Movie Review: Cloudy with a Chance of Meatballs 2
What do you get when you cross Jurassic Park and the food creations of Joost Elffers and Saxton Freymann: Food Play? You get a magical land that will make you think twice about throwing your fruits and veggies into the trash bin. Oh yeah, you also get the movie Cloudy with a Chance of Meatballs 2.
Flint Lockwood’s dreams have come true and he is not employed The Live Corp Company. He has everything he’s worked for, but when he finds out that his infamous machine (from the first installment) is still operating and is now creating food-animal hybrids, he must leave his dream job to turn it off. The machine is hidden in the magical world of food that has been transformed into a mutant food land where pickles walk around and watermelons act like elephants. As Flint makes his way through the land, alongside his friends, he starts to really see the land for what it is, and he’s not quite sure if destroying his machine is the answer.
The first time I saw the movie Jurassic Park, I had this wonderful feeling deep inside. I couldn’t believe that Hollywood could bring dinosaurs back to life. Watching them walk across the screen made me feel like anything is possible in the movies. I had that same feeling with Cloudy with a Chance of Meatballs 2. The land that the machine has made brings its viewers to a magical place where food has come to life and morphed into something special. You have walking and talking strawberries, potato hippos, and spider-like hamburgers. The animation was fun for the kids. My seven-year-old son, who came along as my guest, delighted in seeing some of his favorite foods appear as animals on the screen. He kept whispering the animals that the fruits represented and couldn’t help but giggle. Of course there is humor that the kids can relate to, but the adults also get a good laugh in. The movie theater was full of laughter by young and old at several points in the movie.
Not only was the movie entertaining, but it also had a great message for kids. At one point, Flint has to choose between his idol Chester V or his friends. He struggles between wanting to make his boss happy, someone he’s looked up to since childhood, and believing his friends. My son even asked me, “Mom, why doesn’t he like his friends anymore?” He definitely got the lesson that they wanted him to. You feel bad for Flint and you become worried about whether this beautiful world of mutated fruit his machine created will survive. (The “bad guy” Chester V reminds me of Steve Jobs a little, but the children wouldn’t quite get it).
Overall, I really liked the film. It was entertaining for both children and adults. It had lively animation, good music, and it taught a very important lesson.
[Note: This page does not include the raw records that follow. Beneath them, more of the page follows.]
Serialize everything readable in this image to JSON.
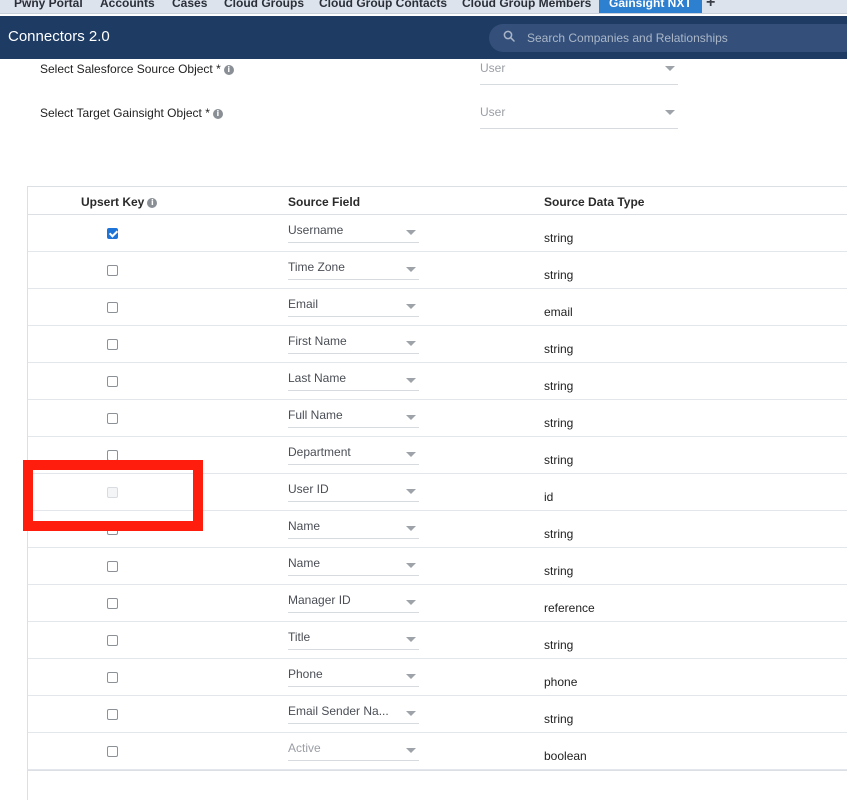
{
  "tabs": [
    {
      "label": "Pwny Portal",
      "active": false
    },
    {
      "label": "Accounts",
      "active": false
    },
    {
      "label": "Cases",
      "active": false
    },
    {
      "label": "Cloud Groups",
      "active": false
    },
    {
      "label": "Cloud Group Contacts",
      "active": false
    },
    {
      "label": "Cloud Group Members",
      "active": false
    },
    {
      "label": "Gainsight NXT",
      "active": true
    }
  ],
  "add_tab_label": "+",
  "header": {
    "title": "Connectors 2.0",
    "search_placeholder": "Search Companies and Relationships"
  },
  "source_object": {
    "label": "Select Salesforce Source Object *",
    "value": "User"
  },
  "target_object": {
    "label": "Select Target Gainsight Object *",
    "value": "User"
  },
  "info_glyph": "i",
  "table": {
    "columns": {
      "upsert_key": "Upsert Key",
      "source_field": "Source Field",
      "source_data_type": "Source Data Type"
    },
    "rows": [
      {
        "checked": true,
        "disabled": false,
        "field": "Username",
        "muted": false,
        "type": "string"
      },
      {
        "checked": false,
        "disabled": false,
        "field": "Time Zone",
        "muted": false,
        "type": "string"
      },
      {
        "checked": false,
        "disabled": false,
        "field": "Email",
        "muted": false,
        "type": "email"
      },
      {
        "checked": false,
        "disabled": false,
        "field": "First Name",
        "muted": false,
        "type": "string"
      },
      {
        "checked": false,
        "disabled": false,
        "field": "Last Name",
        "muted": false,
        "type": "string"
      },
      {
        "checked": false,
        "disabled": false,
        "field": "Full Name",
        "muted": false,
        "type": "string"
      },
      {
        "checked": false,
        "disabled": false,
        "field": "Department",
        "muted": false,
        "type": "string"
      },
      {
        "checked": false,
        "disabled": true,
        "field": "User ID",
        "muted": false,
        "type": "id"
      },
      {
        "checked": false,
        "disabled": false,
        "field": "Name",
        "muted": false,
        "type": "string"
      },
      {
        "checked": false,
        "disabled": false,
        "field": "Name",
        "muted": false,
        "type": "string"
      },
      {
        "checked": false,
        "disabled": false,
        "field": "Manager ID",
        "muted": false,
        "type": "reference"
      },
      {
        "checked": false,
        "disabled": false,
        "field": "Title",
        "muted": false,
        "type": "string"
      },
      {
        "checked": false,
        "disabled": false,
        "field": "Phone",
        "muted": false,
        "type": "phone"
      },
      {
        "checked": false,
        "disabled": false,
        "field": "Email Sender Na...",
        "muted": false,
        "type": "string"
      },
      {
        "checked": false,
        "disabled": false,
        "field": "Active",
        "muted": true,
        "type": "boolean"
      }
    ]
  },
  "colors": {
    "header_bg": "#1d3b63",
    "active_tab": "#2d7fd0",
    "checkbox_checked": "#1f74d8",
    "highlight": "#ff1d0d"
  }
}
I would recommend it to kids of all ages and I know my four-year-old is going to love it. This is definitely a family movie that everyone will enjoy.
Coverage brought to you by Surf and Sunshine Contributing Journalist Laura G. who attended an advance press screening in order to facilitate this review. All opinions are original.